[Items from a data source]

---

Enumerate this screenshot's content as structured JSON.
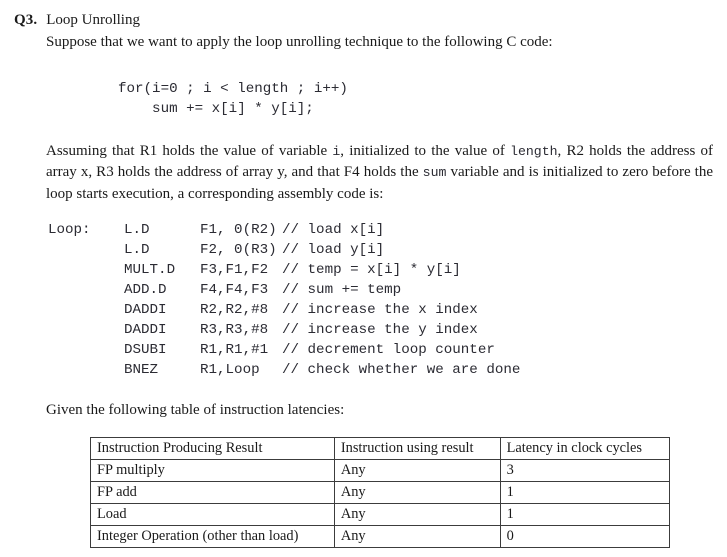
{
  "question": {
    "number": "Q3.",
    "title": "Loop Unrolling",
    "intro": "Suppose that we want to apply the loop unrolling technique to the following C code:"
  },
  "c_code": {
    "line1": "for(i=0 ; i < length ; i++)",
    "line2": "    sum += x[i] * y[i];"
  },
  "assumption": {
    "seg1": "Assuming that R1 holds the value of variable ",
    "mono1": "i",
    "seg2": ", initialized to the value of ",
    "mono2": "length",
    "seg3": ", R2 holds the address of array x, R3 holds the address of array y, and that F4 holds the ",
    "mono3": "sum",
    "seg4": " variable and is initialized to zero before the loop starts execution, a corresponding assembly code is:"
  },
  "assembly": {
    "rows": [
      {
        "label": "Loop:",
        "op": "L.D",
        "args": "F1, 0(R2)",
        "comment": "// load x[i]"
      },
      {
        "label": "",
        "op": "L.D",
        "args": "F2, 0(R3)",
        "comment": "// load y[i]"
      },
      {
        "label": "",
        "op": "MULT.D",
        "args": "F3,F1,F2",
        "comment": "// temp = x[i] * y[i]"
      },
      {
        "label": "",
        "op": "ADD.D",
        "args": "F4,F4,F3",
        "comment": "// sum += temp"
      },
      {
        "label": "",
        "op": "DADDI",
        "args": "R2,R2,#8",
        "comment": "// increase the x index"
      },
      {
        "label": "",
        "op": "DADDI",
        "args": "R3,R3,#8",
        "comment": "// increase the y index"
      },
      {
        "label": "",
        "op": "DSUBI",
        "args": "R1,R1,#1",
        "comment": "// decrement loop counter"
      },
      {
        "label": "",
        "op": "BNEZ",
        "args": "R1,Loop",
        "comment": "// check whether we are done"
      }
    ]
  },
  "table_caption": "Given the following table of instruction latencies:",
  "latency_table": {
    "headers": [
      "Instruction Producing Result",
      "Instruction using result",
      "Latency in clock cycles"
    ],
    "rows": [
      [
        "FP multiply",
        "Any",
        "3"
      ],
      [
        "FP add",
        "Any",
        "1"
      ],
      [
        "Load",
        "Any",
        "1"
      ],
      [
        "Integer Operation (other than load)",
        "Any",
        "0"
      ]
    ]
  }
}
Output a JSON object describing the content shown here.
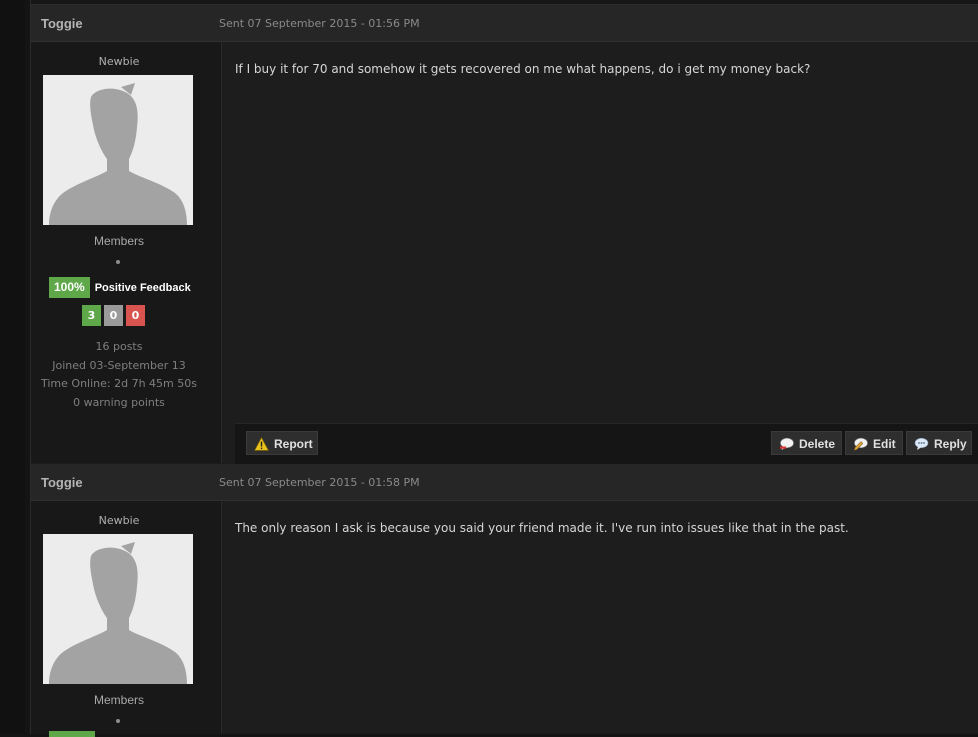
{
  "posts": [
    {
      "author": "Toggie",
      "date": "Sent 07 September 2015 - 01:56 PM",
      "rank": "Newbie",
      "group": "Members",
      "feedback_percent": "100%",
      "feedback_label": "Positive Feedback",
      "counts": {
        "positive": "3",
        "neutral": "0",
        "negative": "0"
      },
      "stats": {
        "posts": "16 posts",
        "joined": "Joined 03-September 13",
        "time_online": "Time Online: 2d 7h 45m 50s",
        "warnings": "0 warning points"
      },
      "content": "If I buy it for 70 and somehow it gets recovered on me what happens, do i get my money back?",
      "actions": {
        "report": "Report",
        "delete": "Delete",
        "edit": "Edit",
        "reply": "Reply"
      }
    },
    {
      "author": "Toggie",
      "date": "Sent 07 September 2015 - 01:58 PM",
      "rank": "Newbie",
      "group": "Members",
      "content": "The only reason I ask is because you said your friend made it. I've run into issues like that in the past."
    }
  ],
  "icons": {
    "report": "warning-icon",
    "delete": "delete-bubble-icon",
    "edit": "edit-bubble-icon",
    "reply": "reply-bubble-icon"
  },
  "colors": {
    "positive": "#5ea84a",
    "neutral": "#9a9a9a",
    "negative": "#d9534f"
  }
}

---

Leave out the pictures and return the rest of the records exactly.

Enumerate this screenshot's content as structured JSON.
{
  "question": {
    "number": "Q3.",
    "title": "Loop Unrolling",
    "intro": "Suppose that we want to apply the loop unrolling technique to the following C code:"
  },
  "c_code": {
    "line1": "for(i=0 ; i < length ; i++)",
    "line2": "    sum += x[i] * y[i];"
  },
  "assumption": {
    "seg1": "Assuming that R1 holds the value of variable ",
    "mono1": "i",
    "seg2": ", initialized to the value of ",
    "mono2": "length",
    "seg3": ", R2 holds the address of array x, R3 holds the address of array y, and that F4 holds the ",
    "mono3": "sum",
    "seg4": " variable and is initialized to zero before the loop starts execution, a corresponding assembly code is:"
  },
  "assembly": {
    "rows": [
      {
        "label": "Loop:",
        "op": "L.D",
        "args": "F1, 0(R2)",
        "comment": "// load x[i]"
      },
      {
        "label": "",
        "op": "L.D",
        "args": "F2, 0(R3)",
        "comment": "// load y[i]"
      },
      {
        "label": "",
        "op": "MULT.D",
        "args": "F3,F1,F2",
        "comment": "// temp = x[i] * y[i]"
      },
      {
        "label": "",
        "op": "ADD.D",
        "args": "F4,F4,F3",
        "comment": "// sum += temp"
      },
      {
        "label": "",
        "op": "DADDI",
        "args": "R2,R2,#8",
        "comment": "// increase the x index"
      },
      {
        "label": "",
        "op": "DADDI",
        "args": "R3,R3,#8",
        "comment": "// increase the y index"
      },
      {
        "label": "",
        "op": "DSUBI",
        "args": "R1,R1,#1",
        "comment": "// decrement loop counter"
      },
      {
        "label": "",
        "op": "BNEZ",
        "args": "R1,Loop",
        "comment": "// check whether we are done"
      }
    ]
  },
  "table_caption": "Given the following table of instruction latencies:",
  "latency_table": {
    "headers": [
      "Instruction Producing Result",
      "Instruction using result",
      "Latency in clock cycles"
    ],
    "rows": [
      [
        "FP multiply",
        "Any",
        "3"
      ],
      [
        "FP add",
        "Any",
        "1"
      ],
      [
        "Load",
        "Any",
        "1"
      ],
      [
        "Integer Operation (other than load)",
        "Any",
        "0"
      ]
    ]
  }
}
Output a JSON object describing the content shown here.
{
  "posts": [
    {
      "author": "Toggie",
      "date": "Sent 07 September 2015 - 01:56 PM",
      "rank": "Newbie",
      "group": "Members",
      "feedback_percent": "100%",
      "feedback_label": "Positive Feedback",
      "counts": {
        "positive": "3",
        "neutral": "0",
        "negative": "0"
      },
      "stats": {
        "posts": "16 posts",
        "joined": "Joined 03-September 13",
        "time_online": "Time Online: 2d 7h 45m 50s",
        "warnings": "0 warning points"
      },
      "content": "If I buy it for 70 and somehow it gets recovered on me what happens, do i get my money back?",
      "actions": {
        "report": "Report",
        "delete": "Delete",
        "edit": "Edit",
        "reply": "Reply"
      }
    },
    {
      "author": "Toggie",
      "date": "Sent 07 September 2015 - 01:58 PM",
      "rank": "Newbie",
      "group": "Members",
      "content": "The only reason I ask is because you said your friend made it. I've run into issues like that in the past."
    }
  ],
  "icons": {
    "report": "warning-icon",
    "delete": "delete-bubble-icon",
    "edit": "edit-bubble-icon",
    "reply": "reply-bubble-icon"
  },
  "colors": {
    "positive": "#5ea84a",
    "neutral": "#9a9a9a",
    "negative": "#d9534f"
  }
}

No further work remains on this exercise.